Out walking this Sunday late in November it feels as if the light of the day is already waning at just after one o’clock. I decide I’ll take some photographs for a blog post called ‘The Darkling.’ My long used phrase for this time of the year where the days are made up of progressively more darkness than light.
A very long circular walk in autumn. Including a great number of beautiful leaves, Boaty MacBoatface being built, finding out the price of a pair of jeans and an update on progress at The Welsh Streets. Good value I’d say.
When I set off walking on this day, the last Sunday in October 2016, I didn’t know exactly where I was going. But I knew it would be a long and autumnal walk.
“City of Sanctuary is a movement committed to building a culture of hospitality and welcome, especially for refugees seeking sanctuary from war and persecution. Our network of local groups includes boroughs, towns and cities across the UK and Ireland, all committed to building this culture of welcome across every sphere of society.
Wherever refugees go, we want them to feel safe and find people who will welcome them.”
This is what today was about and how it all went: Continue reading
Today I had the honour of speaking at The 1918 Club. A lunch club for women set up in 1918 by Eleanor Rathbone and her great friend and companion Elizabeth Macadam, and thought to be the longest established gathering place for women in Liverpool. It was simply wonderful to be there.I often mention Eleanor Rathbone on this blog and the fact that throughout my life she has been an inspiration to me, never more so than now as a group of us get our latest ‘Coming Home’ social venture going.
The thinking behind The 1918 Club was:
“After the armistice of 1918 the luncheon club idea was developed to preserve many of the friendships made during the war-period and many of the alliances forged through the suffrage campaign, and also to form new contacts amongst professional working women and social welfare workers.”
Up to this point of course clubs had been the preserve of men with women being expected to meet each other at home where they could talk about sewing or church-based activities. So the two suffragists and social activists will have been well aware of the radical nature of what they were up to. Continue reading
Remembering Eleanor Rathbone & Jane Jacobs.
One day in Liverpool 8, walking through what the people of the place have done and are doing. And remembering two great women, Eleanor Rathbone and Jane Jacobs.Eleanor Rathbone you’ll well know about if you’ve been around this blog a while. Liverpool’s greatest suffragette and politician. From our first female City Councillor – for Granby, through votes for women, then as an MP changing all of our lives, our greatest social reformer and well overdue the posthumous Freedom of Liverpool so many of us are determined she should get.

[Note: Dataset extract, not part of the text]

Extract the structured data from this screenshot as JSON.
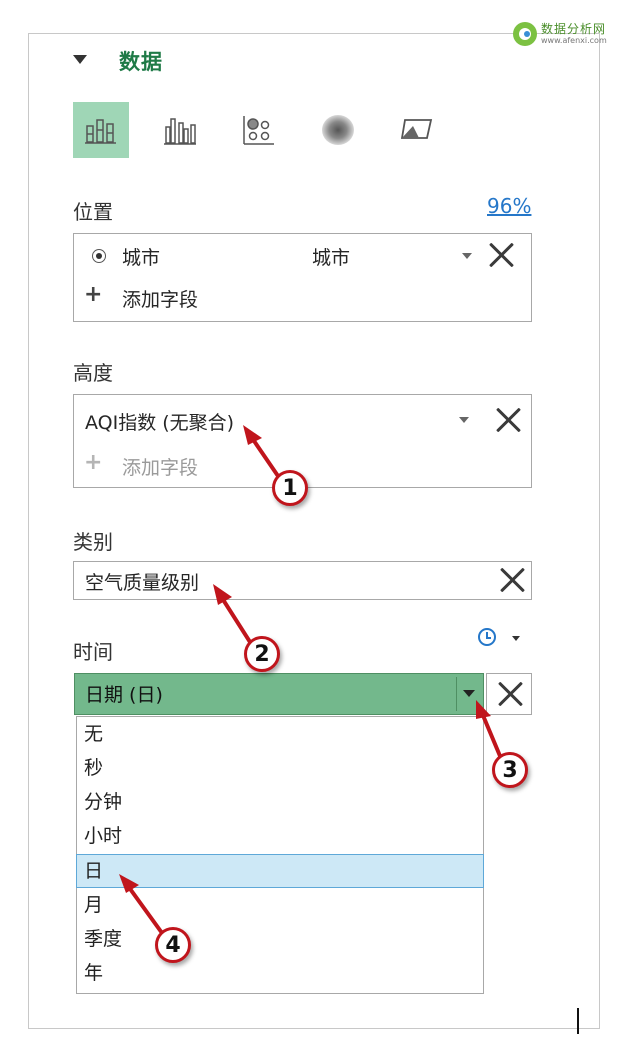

So our children and their children will know in whose benign shadow we all walk.
Seventy years dead but celebrated in her Granby this day.
And Jane Jacobs? Born 100 years ago and also celebrated on this one amazing day. We’ll come back to Jane, I am always coming back to Jane.
Thought I’d be working today but, to my own surprise I got something finished a day earlier than expected, so? It’s Friday, the sky is blue, let’s go!
Not a particularly long Friday Walk in terms of miles this one, but it covers nearly 40 years of my life.
The terraced house in Wavertree where I’ve lived for 24 years now, the longest I’ve ever lived anywhere. On this walk we’ll be seeing where I first lived when I moved to the south of the city in the 1970s.
Walking with a camera is different from just walking. Me and Sarah found this many years ago when we’d run it as an exercise on the ‘Creativity’ courses we’d run back then. People would notice things they might normally miss and find beauty in unexpected places. Well I’ve carried on with this ‘exercise’ until it’s become a natural part of how I live my life. This blog being full of pictures taken as I’m walking around.
This week it’s been different though. For the first time since nearly the beginning of this century the camera in my hand has changed. The weight of it, the feel of it, the capabilities of it – all different and only just starting to be explored. Since my birthday on Tuesday when it arrived it’s actually come out with its much loved predecessor and worked most days. Good pictures in difficult circumstances inside a variety of people’s living rooms. It’s also been out walking though, and that’s what we’re looking at here.